In the copy, keep every word of the data below and none of its pictures.

GIVEN RECORDS
----------

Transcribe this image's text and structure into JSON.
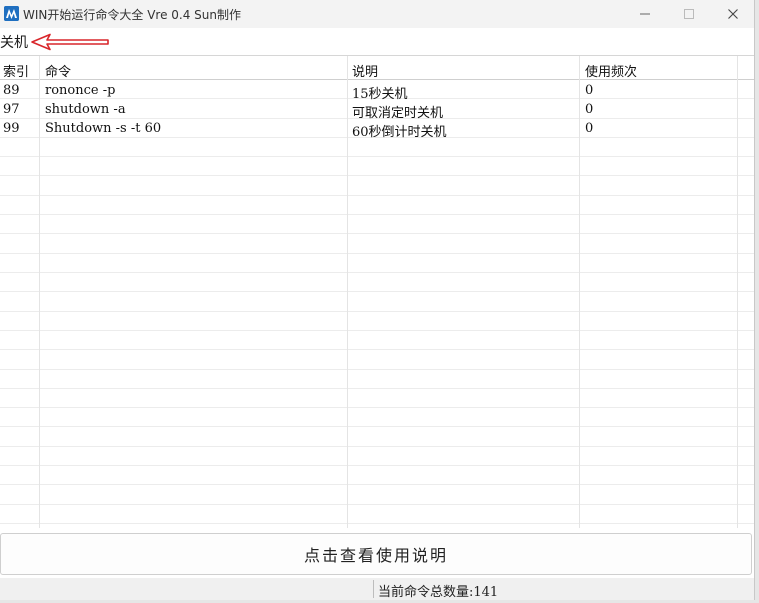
{
  "window": {
    "title": "WIN开始运行命令大全 Vre 0.4   Sun制作",
    "controls": {
      "minimize": "—",
      "maximize": "☐",
      "close": "✕"
    }
  },
  "search": {
    "value": "关机"
  },
  "table": {
    "columns": [
      "索引",
      "命令",
      "说明",
      "使用频次"
    ],
    "rows": [
      {
        "index": "89",
        "command": "rononce -p",
        "description": "15秒关机",
        "frequency": "0"
      },
      {
        "index": "97",
        "command": "shutdown -a",
        "description": "可取消定时关机",
        "frequency": "0"
      },
      {
        "index": "99",
        "command": "Shutdown -s -t 60",
        "description": "60秒倒计时关机",
        "frequency": "0"
      }
    ]
  },
  "help_button": {
    "label": "点击查看使用说明"
  },
  "status": {
    "text": "当前命令总数量:141"
  },
  "colors": {
    "accent": "#1f6fc0",
    "arrow": "#d9262b"
  },
  "icons": {
    "app": "app-logo-icon",
    "annotation": "red-arrow-icon"
  }
}
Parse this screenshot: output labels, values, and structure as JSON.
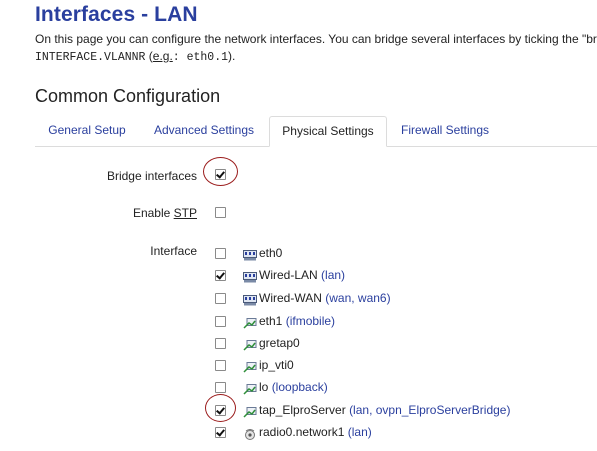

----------

TASK RESPONSE
Transcribe this image's text and structure into JSON.
{
  "window": {
    "title": "WIN开始运行命令大全 Vre 0.4   Sun制作",
    "controls": {
      "minimize": "—",
      "maximize": "☐",
      "close": "✕"
    }
  },
  "search": {
    "value": "关机"
  },
  "table": {
    "columns": [
      "索引",
      "命令",
      "说明",
      "使用频次"
    ],
    "rows": [
      {
        "index": "89",
        "command": "rononce -p",
        "description": "15秒关机",
        "frequency": "0"
      },
      {
        "index": "97",
        "command": "shutdown -a",
        "description": "可取消定时关机",
        "frequency": "0"
      },
      {
        "index": "99",
        "command": "Shutdown -s -t 60",
        "description": "60秒倒计时关机",
        "frequency": "0"
      }
    ]
  },
  "help_button": {
    "label": "点击查看使用说明"
  },
  "status": {
    "text": "当前命令总数量:141"
  },
  "colors": {
    "accent": "#1f6fc0",
    "arrow": "#d9262b"
  },
  "icons": {
    "app": "app-logo-icon",
    "annotation": "red-arrow-icon"
  }
}
Parse this screenshot: output labels, values, and structure as JSON.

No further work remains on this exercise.